            > I used to wear a kabuto with metal shikkoro and I did have a
            problem
            > with the lames shearing through the lacing along the front edge,
            but
            > I think that was mostly due to the fact that there were only 5 sets
            > of lacing holes in it, leaving around 4 inches between the
            suspension
            > points. I think with lacing set more closely together as it should
            be
            > and the edges of the lacing holes smoothed out there would be no
            > problem at all.
            >
            > Saito
          • Anthony J. Bryant
            ... This is what people generally think of when you say jinbaori : http://www.yusoku.com/top-jinbaori.jpg It became pretty much the standard through the Edo
            Message 5 of 8 , Aug 3, 2004
            • 0 Attachment
              > The jinbaori I have seen have "lapels," and are slit
              > part way up the back (makes sense for mounted samurai),
              > while I think of haori as having a kimon-oid collar/lapel
              > arrangement and not having an open back.

              This is what people generally think of when you say "jinbaori":
              http://www.yusoku.com/top-jinbaori.jpg

              It became pretty much the standard through the Edo period, so it's the commonly
              envisioned "historical" model today.

              However, there are a dozen or so different styles. See:
              http://www.mmwhida.jp/beebo/hie/m13.htm
              http://www.city.chikushino.fukuoka.jp/furusato/sanpo02.htm
              http://www.shinjin.co.jp/kuki/suigun/jinbaori.jpg
              http://lian.webup.co.jp/tanaka/textile/zuhan/00013/00013.jpg
              http://www.shirakawa.ne.jp/~rekimin/siri2/jin.jpg
              http://www.shirakawa.ne.jp/~rekimin/siri2/jin2.jpg
              http://vase02.hp.infoseek.co.jp/mego/image/aobam03.jpg
              http://www.iwate-np.co.jp/news/y2003/m03/d21/j200303213.jpg
              http://www.town.sanada.nagano.jp/archive/03media/gif/zinbaori.jpg

              Effingham
              --

              Anthony J. Bryant
              Website: http://www.sengokudaimyo.com

              Effingham's Heraldic Avatars (...and stuff):
              http://www.sengokudaimyo.com/avatarbiz.html

              Grand Cross, Order of the Laurel:
              http://www.cafepress.com/laurelorder
            • Otagiri Tatsuzou
              So what is significantly different between this (a jinbaori): http://vase02.hp.infoseek.co.jp/mego/image/aobam03.jpg and this (a dobuku)?:
              Message 6 of 8 , Aug 3, 2004
              • 0 Attachment
                So what is significantly different between this (a jinbaori):
                http://vase02.hp.infoseek.co.jp/mego/image/aobam03.jpg
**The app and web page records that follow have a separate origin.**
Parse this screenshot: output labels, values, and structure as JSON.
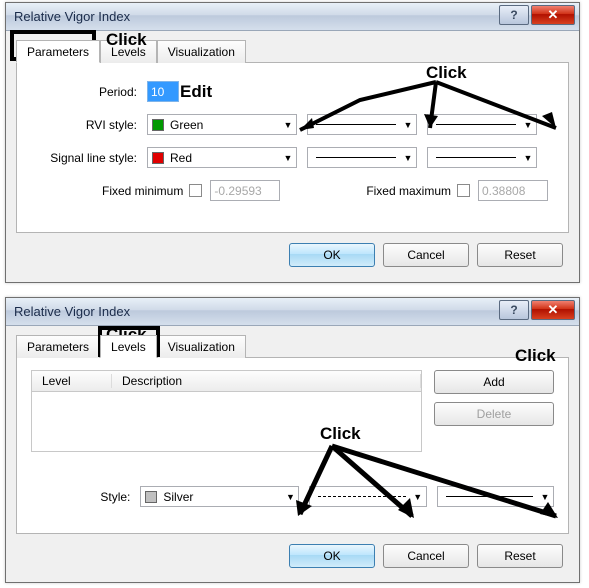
{
  "dialog1": {
    "title": "Relative Vigor Index",
    "tabs": {
      "parameters": "Parameters",
      "levels": "Levels",
      "visualization": "Visualization"
    },
    "period_label": "Period:",
    "period_value": "10",
    "rvi_label": "RVI style:",
    "rvi_color_name": "Green",
    "rvi_color_hex": "#009900",
    "signal_label": "Signal line style:",
    "signal_color_name": "Red",
    "signal_color_hex": "#e00000",
    "fixed_min_label": "Fixed minimum",
    "fixed_min_value": "-0.29593",
    "fixed_max_label": "Fixed maximum",
    "fixed_max_value": "0.38808",
    "ok": "OK",
    "cancel": "Cancel",
    "reset": "Reset"
  },
  "dialog2": {
    "title": "Relative Vigor Index",
    "tabs": {
      "parameters": "Parameters",
      "levels": "Levels",
      "visualization": "Visualization"
    },
    "col_level": "Level",
    "col_desc": "Description",
    "add": "Add",
    "delete": "Delete",
    "style_label": "Style:",
    "style_color_name": "Silver",
    "style_color_hex": "#c0c0c0",
    "ok": "OK",
    "cancel": "Cancel",
    "reset": "Reset"
  },
  "annotations": {
    "click": "Click",
    "edit": "Edit"
  }
}
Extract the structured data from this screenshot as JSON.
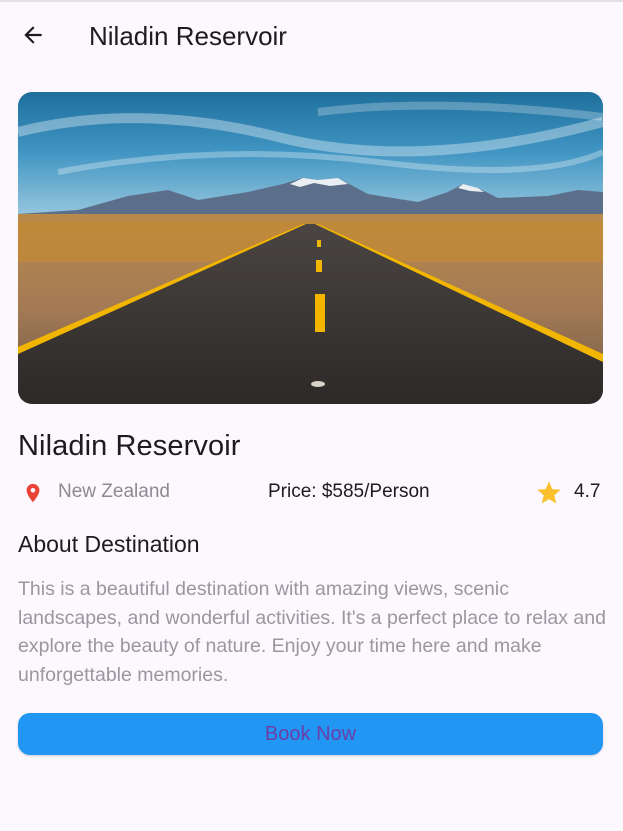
{
  "appbar": {
    "title": "Niladin Reservoir",
    "back_icon": "arrow-back-icon"
  },
  "destination": {
    "name": "Niladin Reservoir",
    "location": "New Zealand",
    "price": "Price: $585/Person",
    "rating": "4.7",
    "location_icon": "location-pin-icon",
    "rating_icon": "star-icon",
    "image_description_icon": "desert-road-photo"
  },
  "about": {
    "heading": "About Destination",
    "text": "This is a beautiful destination with amazing views, scenic landscapes, and wonderful activities. It's a perfect place to relax and explore the beauty of nature. Enjoy your time here and make unforgettable memories."
  },
  "actions": {
    "book_label": "Book Now"
  },
  "colors": {
    "background": "#fdf7fe",
    "button": "#2196f3",
    "button_text": "#6a3fa8",
    "pin": "#ea4335",
    "star": "#fbc02d"
  }
}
                and this (a dobuku)?:
                http://www.sengokudaimyo.com/garb/graphics/garbphotos/dobuku1L.jpg


                Otagiri
              Your message has been successfully submitted and would be delivered to recipients shortly.